What you have to do
Please write out the listing again, keeping every character the same.

The data
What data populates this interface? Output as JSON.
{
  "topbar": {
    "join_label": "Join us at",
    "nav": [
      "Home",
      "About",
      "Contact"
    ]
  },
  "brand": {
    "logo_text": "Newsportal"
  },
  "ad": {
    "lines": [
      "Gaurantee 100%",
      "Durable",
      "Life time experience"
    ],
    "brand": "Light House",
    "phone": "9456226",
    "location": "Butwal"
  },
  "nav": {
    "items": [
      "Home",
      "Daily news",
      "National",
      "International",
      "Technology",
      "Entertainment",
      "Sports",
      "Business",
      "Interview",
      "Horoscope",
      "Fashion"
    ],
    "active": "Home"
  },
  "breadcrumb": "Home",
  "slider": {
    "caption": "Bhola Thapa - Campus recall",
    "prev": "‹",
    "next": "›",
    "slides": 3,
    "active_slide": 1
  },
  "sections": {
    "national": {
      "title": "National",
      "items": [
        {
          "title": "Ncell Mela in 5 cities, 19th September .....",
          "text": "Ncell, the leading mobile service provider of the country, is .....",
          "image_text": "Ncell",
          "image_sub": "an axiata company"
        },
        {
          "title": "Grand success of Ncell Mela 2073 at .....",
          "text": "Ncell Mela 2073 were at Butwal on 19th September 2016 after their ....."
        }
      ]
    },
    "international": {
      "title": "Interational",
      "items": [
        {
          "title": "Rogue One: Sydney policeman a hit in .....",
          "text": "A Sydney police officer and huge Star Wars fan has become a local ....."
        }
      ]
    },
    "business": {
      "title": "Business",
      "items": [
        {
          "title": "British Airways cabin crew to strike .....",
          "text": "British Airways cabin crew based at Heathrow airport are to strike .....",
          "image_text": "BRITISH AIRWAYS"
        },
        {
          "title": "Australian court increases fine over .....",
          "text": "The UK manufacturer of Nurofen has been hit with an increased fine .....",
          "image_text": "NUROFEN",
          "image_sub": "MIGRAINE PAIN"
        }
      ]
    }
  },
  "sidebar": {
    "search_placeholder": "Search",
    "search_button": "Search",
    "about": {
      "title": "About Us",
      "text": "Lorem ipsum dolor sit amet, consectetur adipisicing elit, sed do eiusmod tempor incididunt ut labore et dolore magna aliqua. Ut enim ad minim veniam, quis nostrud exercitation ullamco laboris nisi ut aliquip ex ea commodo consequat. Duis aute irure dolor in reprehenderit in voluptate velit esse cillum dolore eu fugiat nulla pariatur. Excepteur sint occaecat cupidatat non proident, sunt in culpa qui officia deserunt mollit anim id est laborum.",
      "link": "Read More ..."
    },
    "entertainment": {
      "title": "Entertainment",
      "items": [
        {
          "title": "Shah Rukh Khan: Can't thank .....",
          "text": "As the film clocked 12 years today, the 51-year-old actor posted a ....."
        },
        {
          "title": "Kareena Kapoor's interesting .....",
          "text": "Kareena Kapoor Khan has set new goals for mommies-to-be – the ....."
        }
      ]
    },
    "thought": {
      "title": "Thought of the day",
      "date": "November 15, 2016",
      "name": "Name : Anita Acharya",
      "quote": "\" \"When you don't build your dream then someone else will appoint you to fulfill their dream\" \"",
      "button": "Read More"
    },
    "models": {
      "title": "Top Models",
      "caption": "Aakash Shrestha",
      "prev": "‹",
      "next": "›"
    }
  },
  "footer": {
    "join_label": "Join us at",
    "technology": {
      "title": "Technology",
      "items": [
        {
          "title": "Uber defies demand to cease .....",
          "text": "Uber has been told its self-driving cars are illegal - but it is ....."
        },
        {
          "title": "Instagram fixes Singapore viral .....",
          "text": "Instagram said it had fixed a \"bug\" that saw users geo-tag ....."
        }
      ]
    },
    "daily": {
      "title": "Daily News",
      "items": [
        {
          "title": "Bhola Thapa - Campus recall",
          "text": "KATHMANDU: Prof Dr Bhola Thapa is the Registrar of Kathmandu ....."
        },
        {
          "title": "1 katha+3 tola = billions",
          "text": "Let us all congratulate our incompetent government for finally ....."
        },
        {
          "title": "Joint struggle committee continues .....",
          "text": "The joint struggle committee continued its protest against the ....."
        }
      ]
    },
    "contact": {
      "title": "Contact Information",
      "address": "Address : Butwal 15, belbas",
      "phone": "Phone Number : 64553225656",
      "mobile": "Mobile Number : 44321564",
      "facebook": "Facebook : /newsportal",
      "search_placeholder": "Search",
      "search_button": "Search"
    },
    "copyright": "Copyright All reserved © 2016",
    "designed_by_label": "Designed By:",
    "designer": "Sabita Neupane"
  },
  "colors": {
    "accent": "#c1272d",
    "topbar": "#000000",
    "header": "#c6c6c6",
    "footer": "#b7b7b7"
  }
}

Solution for this exercise
What data populates this interface? Output as JSON.
{
  "topbar": {
    "join_label": "Join us at",
    "nav": [
      "Home",
      "About",
      "Contact"
    ]
  },
  "brand": {
    "logo_text": "Newsportal"
  },
  "ad": {
    "lines": [
      "Gaurantee 100%",
      "Durable",
      "Life time experience"
    ],
    "brand": "Light House",
    "phone": "9456226",
    "location": "Butwal"
  },
  "nav": {
    "items": [
      "Home",
      "Daily news",
      "National",
      "International",
      "Technology",
      "Entertainment",
      "Sports",
      "Business",
      "Interview",
      "Horoscope",
      "Fashion"
    ],
    "active": "Home"
  },
  "breadcrumb": "Home",
  "slider": {
    "caption": "Bhola Thapa - Campus recall",
    "prev": "‹",
    "next": "›",
    "slides": 3,
    "active_slide": 1
  },
  "sections": {
    "national": {
      "title": "National",
      "items": [
        {
          "title": "Ncell Mela in 5 cities, 19th September .....",
          "text": "Ncell, the leading mobile service provider of the country, is .....",
          "image_text": "Ncell",
          "image_sub": "an axiata company"
        },
        {
          "title": "Grand success of Ncell Mela 2073 at .....",
          "text": "Ncell Mela 2073 were at Butwal on 19th September 2016 after their ....."
        }
      ]
    },
    "international": {
      "title": "Interational",
      "items": [
        {
          "title": "Rogue One: Sydney policeman a hit in .....",
          "text": "A Sydney police officer and huge Star Wars fan has become a local ....."
        }
      ]
    },
    "business": {
      "title": "Business",
      "items": [
        {
          "title": "British Airways cabin crew to strike .....",
          "text": "British Airways cabin crew based at Heathrow airport are to strike .....",
          "image_text": "BRITISH AIRWAYS"
        },
        {
          "title": "Australian court increases fine over .....",
          "text": "The UK manufacturer of Nurofen has been hit with an increased fine .....",
          "image_text": "NUROFEN",
          "image_sub": "MIGRAINE PAIN"
        }
      ]
    }
  },
  "sidebar": {
    "search_placeholder": "Search",
    "search_button": "Search",
    "about": {
      "title": "About Us",
      "text": "Lorem ipsum dolor sit amet, consectetur adipisicing elit, sed do eiusmod tempor incididunt ut labore et dolore magna aliqua. Ut enim ad minim veniam, quis nostrud exercitation ullamco laboris nisi ut aliquip ex ea commodo consequat. Duis aute irure dolor in reprehenderit in voluptate velit esse cillum dolore eu fugiat nulla pariatur. Excepteur sint occaecat cupidatat non proident, sunt in culpa qui officia deserunt mollit anim id est laborum.",
      "link": "Read More ..."
    },
    "entertainment": {
      "title": "Entertainment",
      "items": [
        {
          "title": "Shah Rukh Khan: Can't thank .....",
          "text": "As the film clocked 12 years today, the 51-year-old actor posted a ....."
        },
        {
          "title": "Kareena Kapoor's interesting .....",
          "text": "Kareena Kapoor Khan has set new goals for mommies-to-be – the ....."
        }
      ]
    },
    "thought": {
      "title": "Thought of the day",
      "date": "November 15, 2016",
      "name": "Name : Anita Acharya",
      "quote": "\" \"When you don't build your dream then someone else will appoint you to fulfill their dream\" \"",
      "button": "Read More"
    },
    "models": {
      "title": "Top Models",
      "caption": "Aakash Shrestha",
      "prev": "‹",
      "next": "›"
    }
  },
  "footer": {
    "join_label": "Join us at",
    "technology": {
      "title": "Technology",
      "items": [
        {
          "title": "Uber defies demand to cease .....",
          "text": "Uber has been told its self-driving cars are illegal - but it is ....."
        },
        {
          "title": "Instagram fixes Singapore viral .....",
          "text": "Instagram said it had fixed a \"bug\" that saw users geo-tag ....."
        }
      ]
    },
    "daily": {
      "title": "Daily News",
      "items": [
        {
          "title": "Bhola Thapa - Campus recall",
          "text": "KATHMANDU: Prof Dr Bhola Thapa is the Registrar of Kathmandu ....."
        },
        {
          "title": "1 katha+3 tola = billions",
          "text": "Let us all congratulate our incompetent government for finally ....."
        },
        {
          "title": "Joint struggle committee continues .....",
          "text": "The joint struggle committee continued its protest against the ....."
        }
      ]
    },
    "contact": {
      "title": "Contact Information",
      "address": "Address : Butwal 15, belbas",
      "phone": "Phone Number : 64553225656",
      "mobile": "Mobile Number : 44321564",
      "facebook": "Facebook : /newsportal",
      "search_placeholder": "Search",
      "search_button": "Search"
    },
    "copyright": "Copyright All reserved © 2016",
    "designed_by_label": "Designed By:",
    "designer": "Sabita Neupane"
  },
  "colors": {
    "accent": "#c1272d",
    "topbar": "#000000",
    "header": "#c6c6c6",
    "footer": "#b7b7b7"
  }
}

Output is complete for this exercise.